WORK ITEM :: Wherever "list" occurs in the entries, copy the line that holds it.

[Collected data entries]
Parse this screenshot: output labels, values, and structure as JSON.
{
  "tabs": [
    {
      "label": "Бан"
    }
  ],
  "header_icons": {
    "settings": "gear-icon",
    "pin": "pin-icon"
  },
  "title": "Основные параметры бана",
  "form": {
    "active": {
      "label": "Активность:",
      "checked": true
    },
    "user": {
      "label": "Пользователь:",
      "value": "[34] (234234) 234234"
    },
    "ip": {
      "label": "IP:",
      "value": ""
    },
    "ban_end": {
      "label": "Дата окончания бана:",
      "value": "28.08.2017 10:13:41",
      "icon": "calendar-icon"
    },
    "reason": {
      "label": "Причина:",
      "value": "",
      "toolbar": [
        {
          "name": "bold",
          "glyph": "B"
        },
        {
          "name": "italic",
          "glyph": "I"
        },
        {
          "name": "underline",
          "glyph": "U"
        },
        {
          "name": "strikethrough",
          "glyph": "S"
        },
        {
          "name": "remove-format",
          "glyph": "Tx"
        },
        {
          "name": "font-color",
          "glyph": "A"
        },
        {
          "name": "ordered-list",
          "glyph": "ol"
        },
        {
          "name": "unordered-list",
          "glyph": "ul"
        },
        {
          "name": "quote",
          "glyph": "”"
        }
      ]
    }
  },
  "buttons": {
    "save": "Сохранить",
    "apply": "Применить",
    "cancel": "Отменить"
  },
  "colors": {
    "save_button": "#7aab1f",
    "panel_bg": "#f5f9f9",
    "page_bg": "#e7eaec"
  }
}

SOLUTION TO THE PROBLEM ::
          "name": "ordered-list",
          "name": "unordered-list",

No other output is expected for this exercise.